“There’s a new kid on the block, and boy, the kid is tough” wrote Jack Prelutsky in 1984.
There’s a new kid on the social media block, and boy, the kid is tough. Its name is Pheed, and it’s based around some strong ideas – but are we sure “strong” is better than “smart”, nowadays?
From Mashable: ‘Is there room for another social network? A new startup, Pheed, certainly hopes so.’
‘Pheed is the ultimate “mashup” of other sites, says Pheed cofounder and CEO O.D. Kobo. Kobo and his team “cherry-picked” what they liked best of their social media predecessors, and left out what bothered them, creating in Kobo’s opinion something both significant and simple.’
‘Pheed’s concept is based on offering premium content. Pheeders have the ability to apply a month subscription fee ($1.99 to $34.99 per month) to their streams or users can charge on a pay-per-view basis ($1.99 to $34.99). Pheed takes 50% the content’s revenue and the user takes the rest.’
Good? Bad? Lol? Will it work? Who knows?
The importance of being specific in social media
In my opinion, the real question is another one: do we really need a new Frankestein-esque social network, sort of hotch-potch of various other platforms?
Or is the world waiting for the opposite, i.e. something specific, with a unique purpose, and/or niche?
Let’s come up with a cheap analysis of what is going on with other popular social media:
Wanna blog? Go for Tumblr.
Easiest way to share your photos in a matter of seconds? Instagram, hands down.
Feeling the urge to complain about the rude waitress? Tweet it!
Fancy creating a mood board on which you pin the things you like? Would you like to come up with a wish list that defines you as a sophisticated devotee of consumerism? Want to sell and buy special and unusual things? Pinterest and Fancy are your new best friends.
The aforementioned platforms somehow have the monopoly of a specific “social media action”, and they achieved it after noticing that Facebook couldn’t handle all these things at the same time, without looking like a headless chicken.
And now it looks like we are going back to that mess, with Pheed.
For instance, f-commerce never took off. People don’t buy from Facebook. In fact, 88% of them use the network to spend their free time. Then go somewhere else to buy things. It’s like these restaurants in Italy or in Spain: you are trying to enjoy your meal, and suddenly there is a guy next to you with a guitar, singing regional songs, until you hand him a fiver. Don’t get me wrong: I love food and live music, I just don’t like to have them both at the same time.
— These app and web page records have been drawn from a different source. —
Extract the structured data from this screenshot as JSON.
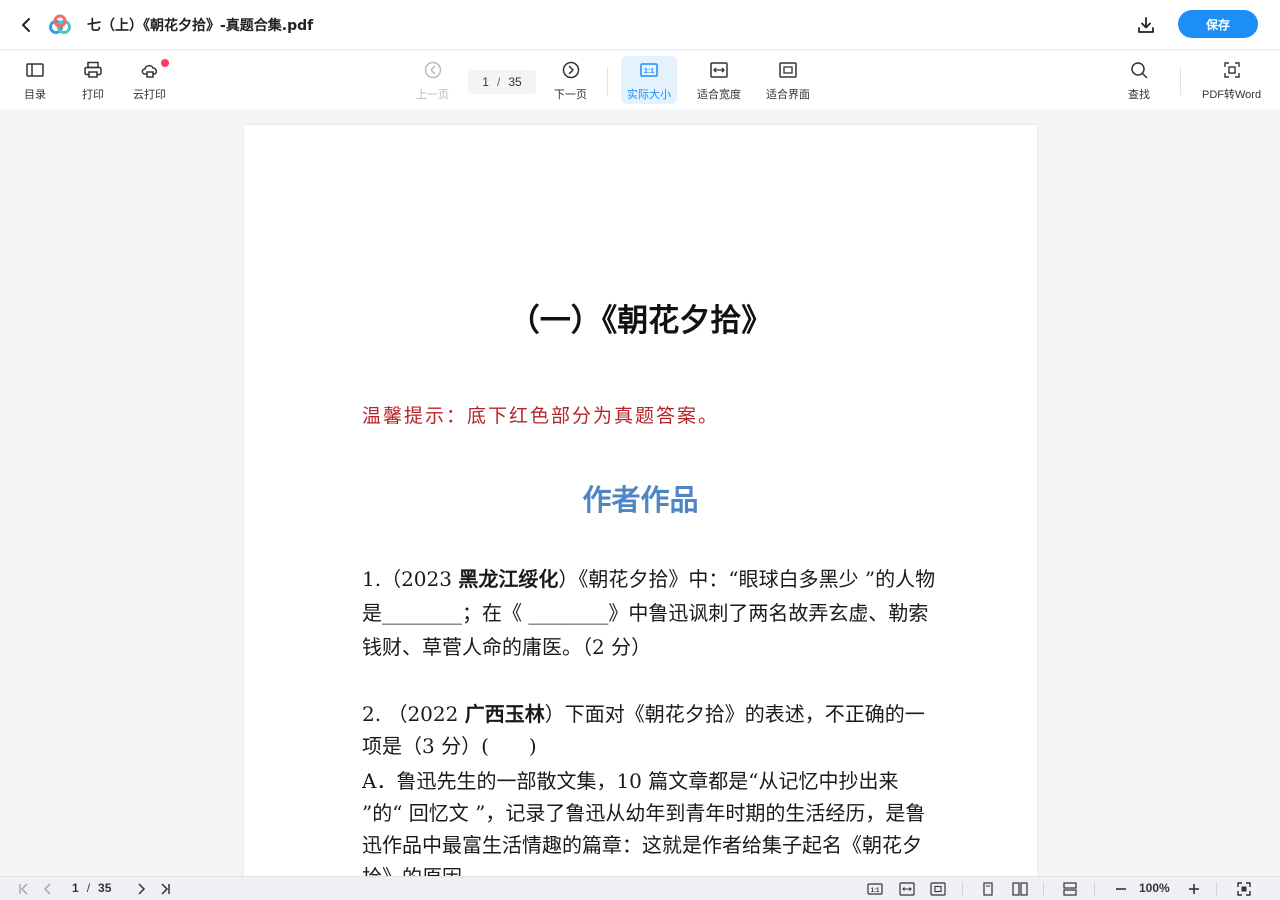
{
  "titlebar": {
    "title": "七（上）《朝花夕拾》-真题合集.pdf",
    "save_label": "保存"
  },
  "toolbar": {
    "toc": "目录",
    "print": "打印",
    "cloud_print": "云打印",
    "prev_page": "上一页",
    "current_page": "1",
    "separator": "/",
    "total_pages": "35",
    "next_page": "下一页",
    "actual_size": "实际大小",
    "fit_width": "适合宽度",
    "fit_screen": "适合界面",
    "find": "查找",
    "pdf_to_word": "PDF转Word",
    "accent_color": "#1e8ef7"
  },
  "document": {
    "heading": "（一）《朝花夕拾》",
    "tip": "温馨提示：底下红色部分为真题答案。",
    "section_title": "作者作品",
    "q1": {
      "prefix": " 1.（2023 ",
      "region": "黑龙江绥化",
      "body": "）《朝花夕拾》中：“眼球白多黑少 ”的人物是________；在《 ________》中鲁迅讽刺了两名故弄玄虚、勒索钱财、草菅人命的庸医。（2 分）"
    },
    "q2": {
      "prefix": "2. （2022 ",
      "region": "广西玉林",
      "body": "）下面对《朝花夕拾》的表述，不正确的一项是（3 分）(　　)"
    },
    "option_a": "A．鲁迅先生的一部散文集，10 篇文章都是“从记忆中抄出来 ”的“ 回忆文 ”，记录了鲁迅从幼年到青年时期的生活经历，是鲁迅作品中最富生活情趣的篇章：这就是作者给集子起名《朝花夕拾》的原因。"
  },
  "statusbar": {
    "current_page": "1",
    "separator": "/",
    "total_pages": "35",
    "zoom": "100%"
  }
}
And, boy, Fancy and Pinterest are going strong – Mashable reports: ‘Pinterest Tops Facebook in Driving Ecommerce’, while Forbes breaks some other interesting news: ‘Fancy Bests Pinterest Again, Adds AmEx, Gift-Giving Platforms’.
The importance of not being specific in social media
Twitter owns the complaint, Instagram the photo-sharing thing, and Facebook owns the rest: our free time – and, ultimately, everything else about us.
And this is the main reason why Facebook will never die: it is not “specific”.
Just like crisps: they don’t fill you up, but they are a decent snack when you are puckish and/or you want to kill some time.
In general, three points suggest Facebook will survive Armageddon:
- There’s no real alternative to Facebook
- The fact that is not “specific” will save it from annihilation – it’s there, we are used to it, we don’t even question its function anymore
- How could you possibly stop a billion people from doing something they do everyday, 10 hours a day?
What do you think?